__DATA LISTING__
[Start of Attachment]

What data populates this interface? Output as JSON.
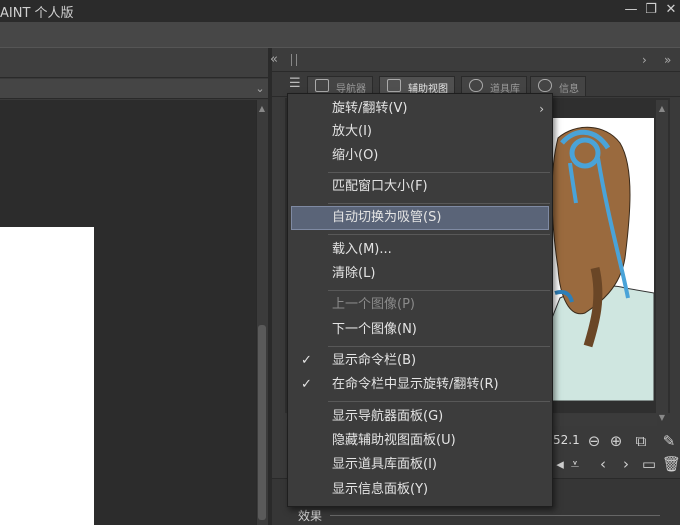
{
  "window": {
    "title": "AINT 个人版",
    "minimize_glyph": "—",
    "restore_glyph": "❐",
    "close_glyph": "✕"
  },
  "right_panel": {
    "collapse_glyph": "«",
    "expand_glyph": "›",
    "more_glyph": "»",
    "tabs": [
      {
        "label": "导航器",
        "active": false
      },
      {
        "label": "辅助视图",
        "active": true
      },
      {
        "label": "道具库",
        "active": false
      },
      {
        "label": "信息",
        "active": false
      }
    ],
    "zoom_value": "52.1",
    "effects_label": "效果"
  },
  "context_menu": {
    "items": [
      {
        "label": "旋转/翻转(V)",
        "submenu": true,
        "enabled": true
      },
      {
        "label": "放大(I)",
        "enabled": true
      },
      {
        "label": "缩小(O)",
        "enabled": true
      },
      {
        "label": "匹配窗口大小(F)",
        "enabled": true
      },
      {
        "label": "自动切换为吸管(S)",
        "enabled": true,
        "highlighted": true
      },
      {
        "label": "载入(M)...",
        "enabled": true
      },
      {
        "label": "清除(L)",
        "enabled": true
      },
      {
        "label": "上一个图像(P)",
        "enabled": false
      },
      {
        "label": "下一个图像(N)",
        "enabled": true
      },
      {
        "label": "显示命令栏(B)",
        "enabled": true,
        "checked": true
      },
      {
        "label": "在命令栏中显示旋转/翻转(R)",
        "enabled": true,
        "checked": true
      },
      {
        "label": "显示导航器面板(G)",
        "enabled": true
      },
      {
        "label": "隐藏辅助视图面板(U)",
        "enabled": true
      },
      {
        "label": "显示道具库面板(I)",
        "enabled": true
      },
      {
        "label": "显示信息面板(Y)",
        "enabled": true
      }
    ],
    "check_glyph": "✓",
    "submenu_glyph": "›"
  },
  "colors": {
    "highlight": "#5a6478",
    "ribbon_blue": "#4aa3d8",
    "hair_brown": "#9a6a3e",
    "robe_mint": "#cfe6e0"
  }
}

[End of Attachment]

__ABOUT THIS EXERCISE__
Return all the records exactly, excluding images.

__ANSWER TO THE EXERCISE__
What data populates this interface? Output as JSON.
{
  "window": {
    "title": "AINT 个人版",
    "minimize_glyph": "—",
    "restore_glyph": "❐",
    "close_glyph": "✕"
  },
  "right_panel": {
    "collapse_glyph": "«",
    "expand_glyph": "›",
    "more_glyph": "»",
    "tabs": [
      {
        "label": "导航器",
        "active": false
      },
      {
        "label": "辅助视图",
        "active": true
      },
      {
        "label": "道具库",
        "active": false
      },
      {
        "label": "信息",
        "active": false
      }
    ],
    "zoom_value": "52.1",
    "effects_label": "效果"
  },
  "context_menu": {
    "items": [
      {
        "label": "旋转/翻转(V)",
        "submenu": true,
        "enabled": true
      },
      {
        "label": "放大(I)",
        "enabled": true
      },
      {
        "label": "缩小(O)",
        "enabled": true
      },
      {
        "label": "匹配窗口大小(F)",
        "enabled": true
      },
      {
        "label": "自动切换为吸管(S)",
        "enabled": true,
        "highlighted": true
      },
      {
        "label": "载入(M)...",
        "enabled": true
      },
      {
        "label": "清除(L)",
        "enabled": true
      },
      {
        "label": "上一个图像(P)",
        "enabled": false
      },
      {
        "label": "下一个图像(N)",
        "enabled": true
      },
      {
        "label": "显示命令栏(B)",
        "enabled": true,
        "checked": true
      },
      {
        "label": "在命令栏中显示旋转/翻转(R)",
        "enabled": true,
        "checked": true
      },
      {
        "label": "显示导航器面板(G)",
        "enabled": true
      },
      {
        "label": "隐藏辅助视图面板(U)",
        "enabled": true
      },
      {
        "label": "显示道具库面板(I)",
        "enabled": true
      },
      {
        "label": "显示信息面板(Y)",
        "enabled": true
      }
    ],
    "check_glyph": "✓",
    "submenu_glyph": "›"
  },
  "colors": {
    "highlight": "#5a6478",
    "ribbon_blue": "#4aa3d8",
    "hair_brown": "#9a6a3e",
    "robe_mint": "#cfe6e0"
  }
}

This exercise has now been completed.